      Date: May 4, 2020 - May 8, 2020
      Where: Virtual Barcelona
      MERL Contacts: Karl Berntorp; Petros T. Boufounos; Chiori Hori; Toshiaki Koike-Akino; Jonathan Le Roux; Dehong Liu; Yanting Ma; Hassan Mansour; Philip V. Orlik; Anthony Vetro; Pu (Perry) Wang; Gordon Wichern
      Research Areas: Computational Sensing, Computer Vision, Machine Learning, Signal Processing, Speech & Audio
      • MERL researchers are presenting 13 papers at the IEEE International Conference on Acoustics, Speech & Signal Processing (ICASSP), which is being held virtually from May 4-8, 2020. Petros Boufounos is also presenting a talk on the Computational Sensing Revolution in Array Processing (video) in ICASSP’s Industry Track, and Siheng Chen is co-organizing and chairing a special session on a Signal-Processing View of Graph Neural Networks.

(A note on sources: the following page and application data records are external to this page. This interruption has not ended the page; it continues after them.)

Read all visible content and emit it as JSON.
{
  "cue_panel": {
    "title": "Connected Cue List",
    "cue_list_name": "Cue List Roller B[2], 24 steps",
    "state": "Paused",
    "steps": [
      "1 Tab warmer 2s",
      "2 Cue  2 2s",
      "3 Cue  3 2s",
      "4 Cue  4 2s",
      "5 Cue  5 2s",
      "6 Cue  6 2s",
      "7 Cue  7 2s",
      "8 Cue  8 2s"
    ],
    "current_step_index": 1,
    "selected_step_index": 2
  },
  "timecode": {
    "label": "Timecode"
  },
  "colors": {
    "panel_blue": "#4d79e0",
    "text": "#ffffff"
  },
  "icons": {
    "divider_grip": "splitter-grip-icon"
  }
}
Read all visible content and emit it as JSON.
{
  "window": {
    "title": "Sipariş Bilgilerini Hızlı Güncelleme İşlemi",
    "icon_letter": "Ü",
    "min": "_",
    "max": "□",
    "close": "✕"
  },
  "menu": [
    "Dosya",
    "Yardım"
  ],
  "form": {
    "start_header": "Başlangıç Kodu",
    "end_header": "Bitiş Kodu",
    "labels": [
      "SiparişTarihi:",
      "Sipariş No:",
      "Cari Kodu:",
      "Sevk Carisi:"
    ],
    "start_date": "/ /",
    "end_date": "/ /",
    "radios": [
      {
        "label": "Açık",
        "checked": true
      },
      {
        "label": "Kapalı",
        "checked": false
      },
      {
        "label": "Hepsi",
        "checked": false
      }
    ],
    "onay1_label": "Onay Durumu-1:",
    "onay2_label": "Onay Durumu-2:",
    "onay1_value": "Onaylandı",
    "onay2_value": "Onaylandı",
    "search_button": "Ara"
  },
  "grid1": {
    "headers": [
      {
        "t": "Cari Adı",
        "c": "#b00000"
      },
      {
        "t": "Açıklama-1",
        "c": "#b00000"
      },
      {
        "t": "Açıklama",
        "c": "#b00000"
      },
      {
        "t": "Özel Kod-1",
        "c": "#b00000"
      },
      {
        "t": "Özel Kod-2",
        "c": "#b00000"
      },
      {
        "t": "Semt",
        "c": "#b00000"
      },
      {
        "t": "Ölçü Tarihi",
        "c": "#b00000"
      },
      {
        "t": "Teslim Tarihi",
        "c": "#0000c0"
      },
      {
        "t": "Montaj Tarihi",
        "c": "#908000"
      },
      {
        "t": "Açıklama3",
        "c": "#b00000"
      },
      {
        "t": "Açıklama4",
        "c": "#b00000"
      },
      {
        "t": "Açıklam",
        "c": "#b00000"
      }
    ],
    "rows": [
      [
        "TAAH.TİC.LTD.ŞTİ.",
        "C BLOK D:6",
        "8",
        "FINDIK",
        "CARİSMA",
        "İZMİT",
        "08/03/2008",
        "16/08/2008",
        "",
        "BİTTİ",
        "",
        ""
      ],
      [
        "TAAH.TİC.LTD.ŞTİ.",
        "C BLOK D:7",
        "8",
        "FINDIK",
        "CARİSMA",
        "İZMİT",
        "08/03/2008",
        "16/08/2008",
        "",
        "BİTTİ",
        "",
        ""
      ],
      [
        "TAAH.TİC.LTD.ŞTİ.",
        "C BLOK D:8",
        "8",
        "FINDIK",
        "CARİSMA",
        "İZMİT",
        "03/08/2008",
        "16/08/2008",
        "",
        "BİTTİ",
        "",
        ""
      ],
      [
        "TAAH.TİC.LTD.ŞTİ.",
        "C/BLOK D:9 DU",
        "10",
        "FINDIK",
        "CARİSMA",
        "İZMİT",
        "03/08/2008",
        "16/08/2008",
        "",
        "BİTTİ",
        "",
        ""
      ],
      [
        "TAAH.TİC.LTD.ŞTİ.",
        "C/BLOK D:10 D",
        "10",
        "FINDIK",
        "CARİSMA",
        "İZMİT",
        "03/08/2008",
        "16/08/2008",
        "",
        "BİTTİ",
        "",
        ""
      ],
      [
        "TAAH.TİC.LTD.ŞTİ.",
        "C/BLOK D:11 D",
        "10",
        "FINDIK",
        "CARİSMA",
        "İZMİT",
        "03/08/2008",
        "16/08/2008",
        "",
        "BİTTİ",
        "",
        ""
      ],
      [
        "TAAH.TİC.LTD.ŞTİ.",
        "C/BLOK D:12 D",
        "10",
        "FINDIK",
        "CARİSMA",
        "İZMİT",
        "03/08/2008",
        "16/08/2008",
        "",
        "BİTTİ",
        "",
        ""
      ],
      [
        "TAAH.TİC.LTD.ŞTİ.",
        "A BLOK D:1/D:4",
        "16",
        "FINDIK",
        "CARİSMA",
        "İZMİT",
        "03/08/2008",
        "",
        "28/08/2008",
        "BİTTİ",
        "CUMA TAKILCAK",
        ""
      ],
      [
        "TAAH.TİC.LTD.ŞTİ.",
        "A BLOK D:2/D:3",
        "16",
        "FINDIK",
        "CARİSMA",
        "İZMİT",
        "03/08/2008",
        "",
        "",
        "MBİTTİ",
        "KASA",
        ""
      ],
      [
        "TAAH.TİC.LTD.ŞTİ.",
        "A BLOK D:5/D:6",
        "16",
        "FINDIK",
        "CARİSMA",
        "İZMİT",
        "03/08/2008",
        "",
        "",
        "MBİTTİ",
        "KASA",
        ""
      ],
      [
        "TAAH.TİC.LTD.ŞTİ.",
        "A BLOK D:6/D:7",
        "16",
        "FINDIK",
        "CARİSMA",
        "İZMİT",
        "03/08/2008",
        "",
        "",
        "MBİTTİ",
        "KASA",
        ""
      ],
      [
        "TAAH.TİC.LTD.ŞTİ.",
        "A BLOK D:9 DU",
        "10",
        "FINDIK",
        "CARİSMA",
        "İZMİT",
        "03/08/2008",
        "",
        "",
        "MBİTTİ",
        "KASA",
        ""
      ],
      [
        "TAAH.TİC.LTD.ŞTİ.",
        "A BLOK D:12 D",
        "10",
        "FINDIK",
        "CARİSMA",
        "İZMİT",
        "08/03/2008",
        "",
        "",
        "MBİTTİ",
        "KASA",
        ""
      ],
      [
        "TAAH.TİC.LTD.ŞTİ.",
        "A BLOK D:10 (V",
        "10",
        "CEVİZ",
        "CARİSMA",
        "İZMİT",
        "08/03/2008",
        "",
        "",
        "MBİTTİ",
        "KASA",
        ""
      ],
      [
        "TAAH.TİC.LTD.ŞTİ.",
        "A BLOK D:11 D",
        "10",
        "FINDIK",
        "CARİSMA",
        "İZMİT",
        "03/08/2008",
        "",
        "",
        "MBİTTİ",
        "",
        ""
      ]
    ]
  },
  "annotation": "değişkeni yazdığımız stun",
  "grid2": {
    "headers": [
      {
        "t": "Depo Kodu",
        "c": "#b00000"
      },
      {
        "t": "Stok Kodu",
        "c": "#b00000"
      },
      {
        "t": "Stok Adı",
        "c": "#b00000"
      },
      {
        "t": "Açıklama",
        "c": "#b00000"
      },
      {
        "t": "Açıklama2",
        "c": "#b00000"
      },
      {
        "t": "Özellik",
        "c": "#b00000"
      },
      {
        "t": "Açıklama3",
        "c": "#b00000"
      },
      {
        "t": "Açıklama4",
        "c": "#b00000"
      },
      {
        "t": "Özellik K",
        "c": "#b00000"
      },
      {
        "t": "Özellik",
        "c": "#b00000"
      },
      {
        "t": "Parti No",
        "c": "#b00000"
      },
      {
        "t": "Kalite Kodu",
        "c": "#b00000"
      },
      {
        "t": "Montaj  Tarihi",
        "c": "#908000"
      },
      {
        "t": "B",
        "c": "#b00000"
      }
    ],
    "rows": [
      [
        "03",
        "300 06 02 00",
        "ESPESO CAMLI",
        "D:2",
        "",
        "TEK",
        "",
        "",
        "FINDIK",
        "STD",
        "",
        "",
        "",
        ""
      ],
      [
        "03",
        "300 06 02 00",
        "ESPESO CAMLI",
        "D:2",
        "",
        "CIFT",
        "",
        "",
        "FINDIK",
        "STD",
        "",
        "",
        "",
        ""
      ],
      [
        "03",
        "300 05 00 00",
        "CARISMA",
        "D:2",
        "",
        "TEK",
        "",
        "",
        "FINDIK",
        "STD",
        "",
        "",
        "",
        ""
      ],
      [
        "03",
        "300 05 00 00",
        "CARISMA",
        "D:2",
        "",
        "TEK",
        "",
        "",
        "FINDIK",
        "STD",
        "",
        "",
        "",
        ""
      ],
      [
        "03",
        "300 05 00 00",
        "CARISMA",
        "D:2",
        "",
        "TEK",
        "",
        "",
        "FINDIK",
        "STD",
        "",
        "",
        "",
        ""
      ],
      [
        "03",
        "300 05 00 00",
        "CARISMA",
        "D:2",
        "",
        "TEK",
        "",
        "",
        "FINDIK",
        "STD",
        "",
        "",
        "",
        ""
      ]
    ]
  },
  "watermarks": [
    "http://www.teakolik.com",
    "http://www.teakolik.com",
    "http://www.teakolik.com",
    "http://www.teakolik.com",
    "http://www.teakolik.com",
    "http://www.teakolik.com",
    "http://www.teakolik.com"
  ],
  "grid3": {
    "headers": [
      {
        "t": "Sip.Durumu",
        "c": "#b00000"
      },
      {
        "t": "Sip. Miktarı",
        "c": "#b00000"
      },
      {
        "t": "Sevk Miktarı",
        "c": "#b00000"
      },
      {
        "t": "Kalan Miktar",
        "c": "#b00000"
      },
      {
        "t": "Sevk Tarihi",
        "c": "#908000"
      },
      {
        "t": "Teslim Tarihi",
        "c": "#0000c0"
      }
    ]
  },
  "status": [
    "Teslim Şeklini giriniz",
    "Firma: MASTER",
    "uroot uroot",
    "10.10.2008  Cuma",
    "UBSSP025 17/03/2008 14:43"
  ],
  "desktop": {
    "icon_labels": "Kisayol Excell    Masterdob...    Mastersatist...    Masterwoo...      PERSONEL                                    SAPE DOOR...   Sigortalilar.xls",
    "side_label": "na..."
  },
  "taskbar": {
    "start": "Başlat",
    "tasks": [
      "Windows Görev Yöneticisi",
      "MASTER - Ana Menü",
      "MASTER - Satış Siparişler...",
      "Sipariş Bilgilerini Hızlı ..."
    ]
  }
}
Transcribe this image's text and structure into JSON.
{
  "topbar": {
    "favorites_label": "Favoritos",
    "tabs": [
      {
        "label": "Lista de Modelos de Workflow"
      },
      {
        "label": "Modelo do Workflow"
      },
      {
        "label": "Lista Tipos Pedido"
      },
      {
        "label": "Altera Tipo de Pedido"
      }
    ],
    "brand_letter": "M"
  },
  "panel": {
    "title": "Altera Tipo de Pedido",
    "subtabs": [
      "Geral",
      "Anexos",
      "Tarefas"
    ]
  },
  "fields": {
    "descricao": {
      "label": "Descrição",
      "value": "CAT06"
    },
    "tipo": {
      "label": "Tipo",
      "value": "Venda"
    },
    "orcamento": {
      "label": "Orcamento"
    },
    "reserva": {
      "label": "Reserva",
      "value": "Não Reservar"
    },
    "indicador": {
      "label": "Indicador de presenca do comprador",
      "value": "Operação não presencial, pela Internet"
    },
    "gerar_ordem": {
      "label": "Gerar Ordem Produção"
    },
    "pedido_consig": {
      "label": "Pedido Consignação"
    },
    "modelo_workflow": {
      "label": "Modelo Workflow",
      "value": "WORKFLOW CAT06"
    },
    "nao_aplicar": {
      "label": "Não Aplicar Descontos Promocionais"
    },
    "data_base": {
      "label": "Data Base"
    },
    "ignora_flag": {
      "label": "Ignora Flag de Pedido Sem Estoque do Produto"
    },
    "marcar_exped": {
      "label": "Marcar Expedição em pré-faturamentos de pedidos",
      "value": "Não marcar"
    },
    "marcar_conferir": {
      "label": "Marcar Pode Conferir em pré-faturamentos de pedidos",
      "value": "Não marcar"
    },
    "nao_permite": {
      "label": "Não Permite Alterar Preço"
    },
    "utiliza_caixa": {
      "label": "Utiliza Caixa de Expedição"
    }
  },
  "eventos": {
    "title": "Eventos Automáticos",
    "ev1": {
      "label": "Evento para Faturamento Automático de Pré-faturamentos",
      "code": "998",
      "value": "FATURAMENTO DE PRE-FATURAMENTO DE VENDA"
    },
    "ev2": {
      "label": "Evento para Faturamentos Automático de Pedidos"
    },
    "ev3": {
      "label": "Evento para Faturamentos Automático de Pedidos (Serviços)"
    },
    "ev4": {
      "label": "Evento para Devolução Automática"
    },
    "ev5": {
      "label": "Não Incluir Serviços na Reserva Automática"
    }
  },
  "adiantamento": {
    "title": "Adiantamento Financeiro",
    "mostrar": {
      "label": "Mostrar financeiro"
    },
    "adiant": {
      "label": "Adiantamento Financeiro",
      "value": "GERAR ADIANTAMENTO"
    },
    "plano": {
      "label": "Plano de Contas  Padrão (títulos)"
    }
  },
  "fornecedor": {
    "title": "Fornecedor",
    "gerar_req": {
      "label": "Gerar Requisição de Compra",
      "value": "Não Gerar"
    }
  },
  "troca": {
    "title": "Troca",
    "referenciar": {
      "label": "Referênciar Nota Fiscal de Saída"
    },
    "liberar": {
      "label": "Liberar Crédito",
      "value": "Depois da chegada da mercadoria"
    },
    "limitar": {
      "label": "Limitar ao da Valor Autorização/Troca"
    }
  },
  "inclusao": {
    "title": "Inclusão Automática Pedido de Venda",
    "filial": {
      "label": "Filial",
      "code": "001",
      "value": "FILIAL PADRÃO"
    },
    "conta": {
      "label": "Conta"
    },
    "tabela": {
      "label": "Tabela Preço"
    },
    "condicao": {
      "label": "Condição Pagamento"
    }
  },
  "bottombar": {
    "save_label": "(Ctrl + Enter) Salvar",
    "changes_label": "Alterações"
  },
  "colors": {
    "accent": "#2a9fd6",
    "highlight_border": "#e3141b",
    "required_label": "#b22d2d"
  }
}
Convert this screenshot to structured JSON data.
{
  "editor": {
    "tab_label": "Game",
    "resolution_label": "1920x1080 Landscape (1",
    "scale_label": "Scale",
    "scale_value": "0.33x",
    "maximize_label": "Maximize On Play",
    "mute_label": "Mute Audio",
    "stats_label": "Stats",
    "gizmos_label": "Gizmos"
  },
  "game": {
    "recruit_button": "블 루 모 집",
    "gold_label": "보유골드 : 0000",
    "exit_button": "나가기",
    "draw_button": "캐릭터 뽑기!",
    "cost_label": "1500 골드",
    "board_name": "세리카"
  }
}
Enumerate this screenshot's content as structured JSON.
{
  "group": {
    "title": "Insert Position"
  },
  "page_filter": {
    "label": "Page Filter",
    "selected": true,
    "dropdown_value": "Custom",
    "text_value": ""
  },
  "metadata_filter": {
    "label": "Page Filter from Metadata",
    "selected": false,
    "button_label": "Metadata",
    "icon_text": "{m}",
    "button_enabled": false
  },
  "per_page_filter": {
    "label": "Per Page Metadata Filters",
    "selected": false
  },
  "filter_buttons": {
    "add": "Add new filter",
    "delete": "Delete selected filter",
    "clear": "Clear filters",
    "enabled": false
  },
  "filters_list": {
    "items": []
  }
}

        Topics to be presented include recent advances in speech recognition, audio processing, scene understanding, computational sensing, array processing, and parameter estimation. Videos for all talks are available on MERL's YouTube channel, with corresponding links in the references below.

        This year again, MERL is a sponsor of the conference and will be participating in the Student Job Fair; please join us to learn about our internship program and career opportunities.

        ICASSP is the flagship conference of the IEEE Signal Processing Society, and the world's largest and most comprehensive technical conference focused on the research advances and latest technological development in signal and information processing. The event attracts more than 2000 participants each year. Originally planned to be held in Barcelona, Spain, ICASSP has moved to a fully virtual setting due to the COVID-19 crisis, with free registration for participants not covering a paper.
  • Related Videos

  • Related Publication

  •  Maciejewski, M., Wichern, G., McQuinn, E., Le Roux, J., "WHAMR!: Noisy and Reverberant Single-Channel Speech Separation", arXiv, October 2019.
    BibTeX arXiv
    • @article{Maciejewski2019oct,
    • author = {Maciejewski, Matthew and Wichern, Gordon and McQuinn, Emmett and Le Roux, Jonathan},
    • title = {WHAMR!: Noisy and Reverberant Single-Channel Speech Separation},
    • journal = {arXiv},
    • year = 2019,
    • month = oct,
    • url = {}
    • }